Silver Property Timber Harvest Plan…..RRWPC doesn’t have expertise about timber harvest plans, but this one involves tree cutting on the property where Russian River County Sanitation District’s treatment and irrigation occurs. The property has been rented for 100 years from the land owner who has reserved the right to cut timber. Since we have concerns about the location, we wrote a six page letter noting some of them. The letter can be found on our website on the home page side bar. The Treatment Plant is at the end of Neeley Road and the Burch family owns the property and has reserved their logging rights (They own a sawmill up in Cloverdale.) There is a new citizen’s group called Guerneville Forest Coalition and they have an informative website at www.guernevilleforestcoalition.org where you can find more information if interested. Some of the issues are as follows:
- Tree cutting on irrigated lands could affect the amount of the land’s absorption of the treated wastewater and affect the viability of the system for which the District could get penalized if permit violations occur from runoff and inadequate spray area.
- Roads to and from the sites are in bad repair and fragile and are relied upon by local home owners. Safety is an issue as the road is narrow with poor visibility in some places. There is a need for detailed traffic review regarding logging truck traffic and large treatment plant vehicles servicing the plant and also garbage trucks, etc.

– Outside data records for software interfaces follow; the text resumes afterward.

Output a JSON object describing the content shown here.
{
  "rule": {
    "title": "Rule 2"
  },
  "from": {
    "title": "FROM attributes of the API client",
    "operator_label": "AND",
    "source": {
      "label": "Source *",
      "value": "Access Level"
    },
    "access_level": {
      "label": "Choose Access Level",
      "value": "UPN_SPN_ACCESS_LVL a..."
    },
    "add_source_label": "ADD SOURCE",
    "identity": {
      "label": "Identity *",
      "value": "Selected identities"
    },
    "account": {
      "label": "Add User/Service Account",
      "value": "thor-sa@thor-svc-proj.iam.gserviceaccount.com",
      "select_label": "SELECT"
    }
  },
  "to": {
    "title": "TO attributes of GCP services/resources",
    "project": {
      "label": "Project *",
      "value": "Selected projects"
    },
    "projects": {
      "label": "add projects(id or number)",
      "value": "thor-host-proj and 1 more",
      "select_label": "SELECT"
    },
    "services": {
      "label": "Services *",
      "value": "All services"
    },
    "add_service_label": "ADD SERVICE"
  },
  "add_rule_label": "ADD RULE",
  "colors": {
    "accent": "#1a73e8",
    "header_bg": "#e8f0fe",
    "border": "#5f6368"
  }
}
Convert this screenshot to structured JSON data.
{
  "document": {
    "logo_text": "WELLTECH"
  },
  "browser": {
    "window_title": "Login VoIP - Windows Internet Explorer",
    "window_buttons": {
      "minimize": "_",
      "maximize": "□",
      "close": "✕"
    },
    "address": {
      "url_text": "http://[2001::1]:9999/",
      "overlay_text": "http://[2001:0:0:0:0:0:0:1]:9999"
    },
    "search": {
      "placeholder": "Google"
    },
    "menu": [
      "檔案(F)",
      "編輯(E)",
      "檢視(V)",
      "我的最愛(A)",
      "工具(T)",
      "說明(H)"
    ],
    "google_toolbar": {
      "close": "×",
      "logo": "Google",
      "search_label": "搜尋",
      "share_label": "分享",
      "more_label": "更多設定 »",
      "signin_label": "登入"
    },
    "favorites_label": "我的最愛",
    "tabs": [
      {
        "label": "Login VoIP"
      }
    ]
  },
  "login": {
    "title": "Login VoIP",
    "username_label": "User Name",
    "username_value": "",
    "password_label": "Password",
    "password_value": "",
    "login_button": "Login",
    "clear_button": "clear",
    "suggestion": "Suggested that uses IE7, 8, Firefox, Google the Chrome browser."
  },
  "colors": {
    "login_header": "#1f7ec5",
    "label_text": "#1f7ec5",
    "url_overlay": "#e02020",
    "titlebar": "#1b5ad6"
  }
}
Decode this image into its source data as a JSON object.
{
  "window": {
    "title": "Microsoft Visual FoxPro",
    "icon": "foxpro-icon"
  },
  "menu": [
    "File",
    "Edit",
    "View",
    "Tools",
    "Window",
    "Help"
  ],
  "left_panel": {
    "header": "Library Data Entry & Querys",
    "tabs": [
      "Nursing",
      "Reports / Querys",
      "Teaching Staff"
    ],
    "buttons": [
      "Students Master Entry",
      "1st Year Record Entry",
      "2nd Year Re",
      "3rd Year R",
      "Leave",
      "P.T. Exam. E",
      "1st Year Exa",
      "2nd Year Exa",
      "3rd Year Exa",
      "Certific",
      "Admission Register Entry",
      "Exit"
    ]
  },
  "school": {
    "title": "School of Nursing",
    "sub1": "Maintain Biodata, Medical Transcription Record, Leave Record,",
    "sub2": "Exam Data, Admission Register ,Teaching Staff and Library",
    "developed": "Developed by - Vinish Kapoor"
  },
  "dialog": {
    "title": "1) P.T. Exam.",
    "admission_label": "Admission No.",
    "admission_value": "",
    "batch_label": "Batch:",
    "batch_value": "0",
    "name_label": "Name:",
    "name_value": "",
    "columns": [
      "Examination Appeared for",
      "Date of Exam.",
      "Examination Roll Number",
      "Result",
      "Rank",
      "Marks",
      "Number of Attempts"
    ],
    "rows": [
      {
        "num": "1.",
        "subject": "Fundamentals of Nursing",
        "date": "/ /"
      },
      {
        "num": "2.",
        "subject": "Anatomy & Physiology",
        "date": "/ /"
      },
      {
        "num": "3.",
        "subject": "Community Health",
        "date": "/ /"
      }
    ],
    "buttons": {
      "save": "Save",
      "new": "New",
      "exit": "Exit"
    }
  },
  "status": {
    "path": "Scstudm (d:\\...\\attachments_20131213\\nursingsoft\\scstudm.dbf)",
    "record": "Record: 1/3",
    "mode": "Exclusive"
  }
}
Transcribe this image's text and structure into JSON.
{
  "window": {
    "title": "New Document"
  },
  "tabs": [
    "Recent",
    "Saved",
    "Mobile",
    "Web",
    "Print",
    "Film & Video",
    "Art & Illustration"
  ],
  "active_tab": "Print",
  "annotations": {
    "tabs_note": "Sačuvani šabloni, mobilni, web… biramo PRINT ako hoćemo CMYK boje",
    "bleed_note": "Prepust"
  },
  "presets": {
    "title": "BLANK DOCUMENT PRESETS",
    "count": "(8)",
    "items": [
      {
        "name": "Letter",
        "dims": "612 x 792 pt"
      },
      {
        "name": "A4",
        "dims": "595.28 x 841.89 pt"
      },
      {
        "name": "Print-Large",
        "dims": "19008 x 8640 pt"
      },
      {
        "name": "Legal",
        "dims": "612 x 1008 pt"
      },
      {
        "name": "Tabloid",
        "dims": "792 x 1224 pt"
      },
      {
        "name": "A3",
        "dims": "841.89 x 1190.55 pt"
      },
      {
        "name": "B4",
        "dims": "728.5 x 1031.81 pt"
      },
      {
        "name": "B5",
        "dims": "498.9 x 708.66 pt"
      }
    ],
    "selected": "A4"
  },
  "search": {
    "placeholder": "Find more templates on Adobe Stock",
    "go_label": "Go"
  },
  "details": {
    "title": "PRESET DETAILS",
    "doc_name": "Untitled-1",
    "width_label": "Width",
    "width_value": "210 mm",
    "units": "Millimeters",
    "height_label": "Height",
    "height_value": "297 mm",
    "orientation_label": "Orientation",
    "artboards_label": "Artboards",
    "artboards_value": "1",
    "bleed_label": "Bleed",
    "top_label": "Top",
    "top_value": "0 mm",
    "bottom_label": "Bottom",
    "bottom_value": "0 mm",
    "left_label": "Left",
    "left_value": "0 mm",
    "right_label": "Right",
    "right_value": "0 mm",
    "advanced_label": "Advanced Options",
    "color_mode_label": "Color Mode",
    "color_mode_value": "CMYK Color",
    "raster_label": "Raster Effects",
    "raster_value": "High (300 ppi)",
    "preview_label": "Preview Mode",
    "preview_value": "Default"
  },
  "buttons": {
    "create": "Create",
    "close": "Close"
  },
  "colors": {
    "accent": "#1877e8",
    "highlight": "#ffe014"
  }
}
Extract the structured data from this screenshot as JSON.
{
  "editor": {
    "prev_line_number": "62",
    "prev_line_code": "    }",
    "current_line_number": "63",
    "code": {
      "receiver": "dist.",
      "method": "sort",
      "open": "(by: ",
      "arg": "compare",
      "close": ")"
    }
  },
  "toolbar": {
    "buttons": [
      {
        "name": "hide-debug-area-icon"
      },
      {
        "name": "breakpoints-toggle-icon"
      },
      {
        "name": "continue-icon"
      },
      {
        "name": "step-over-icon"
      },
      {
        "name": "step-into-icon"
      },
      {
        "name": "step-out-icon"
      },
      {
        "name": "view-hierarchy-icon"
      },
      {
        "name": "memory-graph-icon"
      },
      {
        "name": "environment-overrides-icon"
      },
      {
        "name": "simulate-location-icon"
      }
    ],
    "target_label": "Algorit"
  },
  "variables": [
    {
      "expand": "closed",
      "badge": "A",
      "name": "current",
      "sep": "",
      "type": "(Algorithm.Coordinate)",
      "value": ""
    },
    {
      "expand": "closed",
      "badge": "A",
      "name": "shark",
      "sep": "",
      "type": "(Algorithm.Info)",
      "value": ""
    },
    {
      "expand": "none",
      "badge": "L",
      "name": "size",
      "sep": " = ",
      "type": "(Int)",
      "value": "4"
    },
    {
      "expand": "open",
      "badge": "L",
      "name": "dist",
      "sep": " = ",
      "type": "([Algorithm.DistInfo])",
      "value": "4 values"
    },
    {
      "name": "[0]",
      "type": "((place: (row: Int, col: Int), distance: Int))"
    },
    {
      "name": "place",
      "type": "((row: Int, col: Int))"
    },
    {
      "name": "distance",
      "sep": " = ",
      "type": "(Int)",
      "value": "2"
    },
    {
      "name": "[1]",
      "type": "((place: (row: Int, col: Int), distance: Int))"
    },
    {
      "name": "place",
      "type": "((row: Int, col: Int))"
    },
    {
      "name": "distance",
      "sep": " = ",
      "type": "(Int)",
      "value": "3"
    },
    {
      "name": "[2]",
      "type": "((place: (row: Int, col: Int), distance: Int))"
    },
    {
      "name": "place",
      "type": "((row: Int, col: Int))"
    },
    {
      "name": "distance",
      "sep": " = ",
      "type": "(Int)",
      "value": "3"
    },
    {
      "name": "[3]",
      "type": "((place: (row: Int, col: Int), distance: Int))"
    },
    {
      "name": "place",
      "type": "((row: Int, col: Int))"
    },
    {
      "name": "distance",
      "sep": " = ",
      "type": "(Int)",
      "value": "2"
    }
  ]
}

- There is fire risk from logged properties as noted in the RRCSD Hazard Mitigation Plan.
This is a landslide prone area and adequate safety measures need to be addressed. The Timber Harvest Plan and other comments and information can be found at the Coalition’s website noted above. There is still time for written comments. You can also read other comments and documents on the website. Deadline for comments has not been determined yet.
RRWPC thanks our volunteers this holiday season….RRWPC thanks all who have supported us this past year, including our Board of Directors (Brenda Adelman: Chair, Dennis O’Leary: Secretary, Sherrie Althouse: Treasurer, Nichae Blume, and Dave Blanchard), mailer volunteers including Wayne Gibb, John Uniack, and Lisa Vasse, and all who contributed funds to sustain our efforts between Nov. 1, 2019 and Oct. 31, 2020. (see donor list). We also thank Russian River Senior Center for allowing us to hold meetings at their facility. We thank Mary Anne Sobieraj for website upkeep. We had to adjust our meeting schedule because of COVID and have sent out fewer mailers than in the past.
RRWPC needs your continued support! RRWPC needs your continued support to sustain our river protection work. For those who have not donated recently, we appreciate any donation so that we know you remain interested in receiving our mailers and supporting our work. RRWPC relies exclusively on six (or fewer) mailers a year for our entire fiscal support. Those who have not responded in the last two years may be removed from our list at the start of 2021 (see date on mailer envelope). You may contribute via check by mail or PayPal at our website. Thank you.